Beneath this task are records; state how many of their lines hold the word "thumbs", and nothing else.

Records from a data collection

▬▬▬▬▬▬

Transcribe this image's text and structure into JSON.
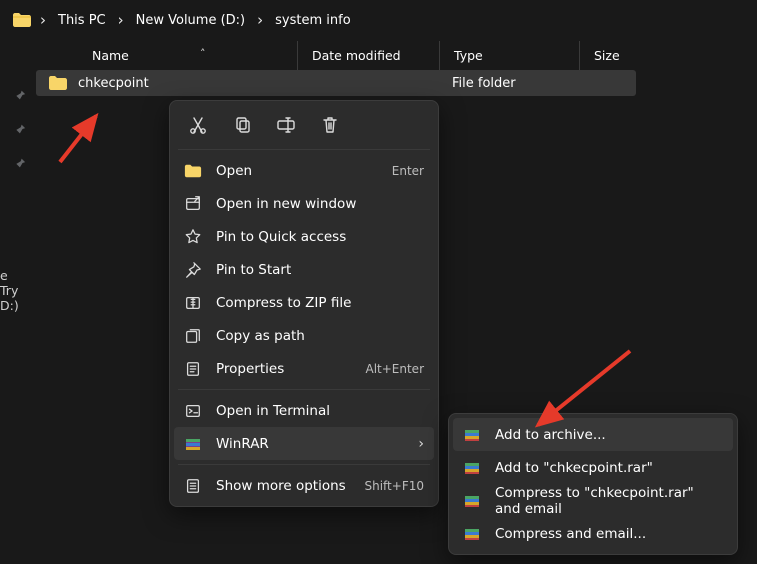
{
  "breadcrumb": {
    "items": [
      "This PC",
      "New Volume (D:)",
      "system info"
    ]
  },
  "columns": {
    "name": "Name",
    "date": "Date modified",
    "type": "Type",
    "size": "Size"
  },
  "rows": [
    {
      "name": "chkecpoint",
      "date": "",
      "type": "File folder",
      "size": ""
    }
  ],
  "gutter": {
    "item1": "e Try",
    "item2": "D:)"
  },
  "ctx": {
    "open": {
      "label": "Open",
      "shortcut": "Enter"
    },
    "newwin": {
      "label": "Open in new window"
    },
    "pinquick": {
      "label": "Pin to Quick access"
    },
    "pinstart": {
      "label": "Pin to Start"
    },
    "zip": {
      "label": "Compress to ZIP file"
    },
    "copyaspath": {
      "label": "Copy as path"
    },
    "properties": {
      "label": "Properties",
      "shortcut": "Alt+Enter"
    },
    "terminal": {
      "label": "Open in Terminal"
    },
    "winrar": {
      "label": "WinRAR"
    },
    "showmore": {
      "label": "Show more options",
      "shortcut": "Shift+F10"
    }
  },
  "submenu": {
    "addarchive": {
      "label": "Add to archive..."
    },
    "addnamer": {
      "label": "Add to \"chkecpoint.rar\""
    },
    "compemail": {
      "label": "Compress to \"chkecpoint.rar\" and email"
    },
    "compemail2": {
      "label": "Compress and email..."
    }
  }
}
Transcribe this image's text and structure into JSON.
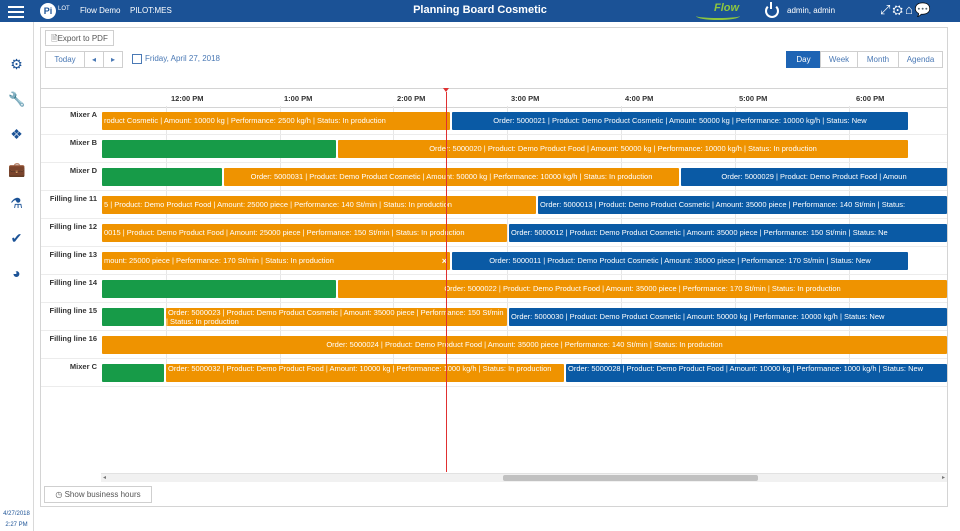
{
  "header": {
    "logo_text": "LOT",
    "logo_letter": "Pi",
    "app_name": "Flow Demo",
    "system": "PILOT:MES",
    "title": "Planning Board Cosmetic",
    "flow_logo": "Flow",
    "user": "admin, admin"
  },
  "sidebar": {
    "date": "4/27/2018",
    "time": "2:27 PM"
  },
  "toolbar": {
    "export_label": "Export to PDF",
    "today_label": "Today",
    "prev_label": "◂",
    "next_label": "▸",
    "date_label": "Friday, April 27, 2018",
    "views": [
      {
        "label": "Day",
        "active": true
      },
      {
        "label": "Week",
        "active": false
      },
      {
        "label": "Month",
        "active": false
      },
      {
        "label": "Agenda",
        "active": false
      }
    ],
    "business_hours_label": "Show business hours"
  },
  "timeline": {
    "hours": [
      "12:00 PM",
      "1:00 PM",
      "2:00 PM",
      "3:00 PM",
      "4:00 PM",
      "5:00 PM",
      "6:00 PM"
    ]
  },
  "rows": [
    {
      "label": "Mixer A",
      "bars": [
        {
          "color": "orange",
          "text": "roduct Cosmetic | Amount: 10000 kg | Performance: 2500 kg/h | Status: In production"
        },
        {
          "color": "blue",
          "text": "Order: 5000021 | Product: Demo Product Cosmetic | Amount: 50000 kg | Performance: 10000 kg/h | Status: New"
        }
      ]
    },
    {
      "label": "Mixer B",
      "bars": [
        {
          "color": "green",
          "text": ""
        },
        {
          "color": "orange",
          "text": "Order: 5000020 | Product: Demo Product Food | Amount: 50000 kg | Performance: 10000 kg/h | Status: In production"
        }
      ]
    },
    {
      "label": "Mixer D",
      "bars": [
        {
          "color": "green",
          "text": ""
        },
        {
          "color": "orange",
          "text": "Order: 5000031 | Product: Demo Product Cosmetic | Amount: 50000 kg | Performance: 10000 kg/h | Status: In production"
        },
        {
          "color": "blue",
          "text": "Order: 5000029 | Product: Demo Product Food | Amoun"
        }
      ]
    },
    {
      "label": "Filling line 11",
      "bars": [
        {
          "color": "orange",
          "text": "5 | Product: Demo Product Food | Amount: 25000 piece | Performance: 140 St/min | Status: In production"
        },
        {
          "color": "blue",
          "text": "Order: 5000013 | Product: Demo Product Cosmetic | Amount: 35000 piece | Performance: 140 St/min | Status:"
        }
      ]
    },
    {
      "label": "Filling line 12",
      "bars": [
        {
          "color": "orange",
          "text": "0015 | Product: Demo Product Food | Amount: 25000 piece | Performance: 150 St/min | Status: In production"
        },
        {
          "color": "blue",
          "text": "Order: 5000012 | Product: Demo Product Cosmetic | Amount: 35000 piece | Performance: 150 St/min | Status: Ne"
        }
      ]
    },
    {
      "label": "Filling line 13",
      "bars": [
        {
          "color": "orange",
          "text": "mount: 25000 piece | Performance: 170 St/min | Status: In production",
          "close": "×"
        },
        {
          "color": "blue",
          "text": "Order: 5000011 | Product: Demo Product Cosmetic | Amount: 35000 piece | Performance: 170 St/min | Status: New"
        }
      ]
    },
    {
      "label": "Filling line 14",
      "bars": [
        {
          "color": "green",
          "text": ""
        },
        {
          "color": "orange",
          "text": "Order: 5000022 | Product: Demo Product Food | Amount: 35000 piece | Performance: 170 St/min | Status: In production"
        }
      ]
    },
    {
      "label": "Filling line 15",
      "bars": [
        {
          "color": "green",
          "text": ""
        },
        {
          "color": "orange",
          "text": "Order: 5000023 | Product: Demo Product Cosmetic | Amount: 35000 piece | Performance: 150 St/min | Status: In production"
        },
        {
          "color": "blue",
          "text": "Order: 5000030 | Product: Demo Product Cosmetic | Amount: 50000 kg | Performance: 10000 kg/h | Status: New"
        }
      ]
    },
    {
      "label": "Filling line 16",
      "bars": [
        {
          "color": "orange",
          "text": "Order: 5000024 | Product: Demo Product Food | Amount: 35000 piece | Performance: 140 St/min | Status: In production"
        }
      ]
    },
    {
      "label": "Mixer C",
      "bars": [
        {
          "color": "green",
          "text": ""
        },
        {
          "color": "orange",
          "text": "Order: 5000032 | Product: Demo Product Food | Amount: 10000 kg | Performance: 1000 kg/h | Status: In production"
        },
        {
          "color": "blue",
          "text": "Order: 5000028 | Product: Demo Product Food | Amount: 10000 kg | Performance: 1000 kg/h | Status: New"
        }
      ]
    }
  ],
  "colors": {
    "orange": "#ef9300",
    "blue": "#0a5aa5",
    "green": "#179b48",
    "header": "#1b5296",
    "now_line": "#e03030"
  },
  "icons": [
    "menu-icon",
    "fullscreen-icon",
    "gear-icon",
    "home-icon",
    "chat-icon",
    "power-icon",
    "cogs-icon",
    "wrench-icon",
    "cubes-icon",
    "briefcase-icon",
    "flask-icon",
    "check-icon",
    "dashboard-icon"
  ]
}
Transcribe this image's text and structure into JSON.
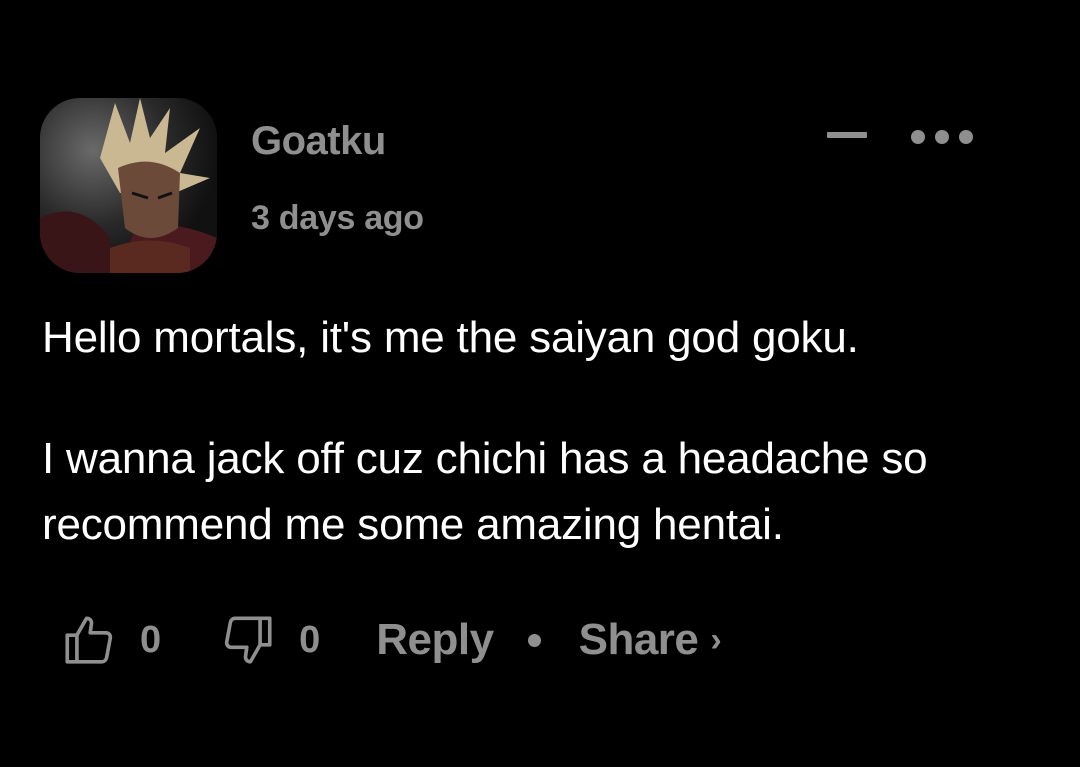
{
  "comment": {
    "username": "Goatku",
    "timestamp": "3 days ago",
    "body": [
      "Hello mortals, it's me the saiyan god goku.",
      "I wanna jack off cuz chichi has a headache so recommend me some amazing hentai."
    ]
  },
  "actions": {
    "likes": "0",
    "dislikes": "0",
    "reply_label": "Reply",
    "share_label": "Share",
    "share_chevron": "›"
  },
  "icons": {
    "avatar": "avatar-image",
    "collapse": "minus-icon",
    "more": "more-dots-icon",
    "like": "thumbs-up-icon",
    "dislike": "thumbs-down-icon",
    "share_arrow": "chevron-right-icon"
  },
  "colors": {
    "background": "#000000",
    "muted_text": "#8f8f8f",
    "body_text": "#ffffff"
  }
}
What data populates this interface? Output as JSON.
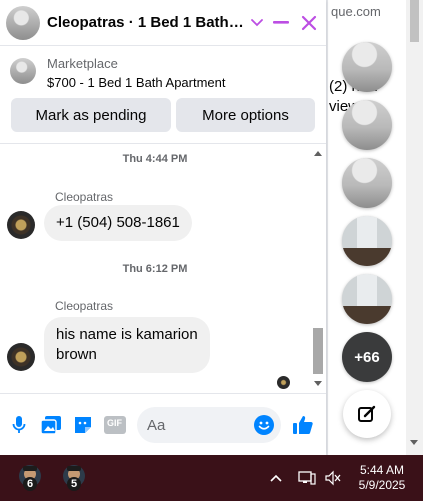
{
  "background_page": {
    "url_fragment": "que.com",
    "snippet_lines": [
      "(2) new",
      "view"
    ]
  },
  "chat": {
    "title": "Cleopatras · 1 Bed 1 Bath A...",
    "listing": {
      "source": "Marketplace",
      "title": "$700 - 1 Bed 1 Bath Apartment"
    },
    "buttons": {
      "mark_pending": "Mark as pending",
      "more_options": "More options"
    },
    "messages": [
      {
        "timestamp": "Thu 4:44 PM",
        "sender": "Cleopatras",
        "text": "+1 (504) 508-1861"
      },
      {
        "timestamp": "Thu 6:12 PM",
        "sender": "Cleopatras",
        "text_lines": [
          "his name is kamarion",
          "brown"
        ]
      }
    ],
    "composer": {
      "placeholder": "Aa",
      "gif_label": "GIF"
    }
  },
  "chat_heads": {
    "more_count": "+66"
  },
  "taskbar": {
    "apps": [
      {
        "badge": "6"
      },
      {
        "badge": "5"
      }
    ],
    "time": "5:44 AM",
    "date": "5/9/2025"
  },
  "colors": {
    "accent": "#0084ff",
    "header_icons": "#bc4ee3",
    "taskbar": "#3a1118"
  }
}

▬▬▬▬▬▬

Written solution
2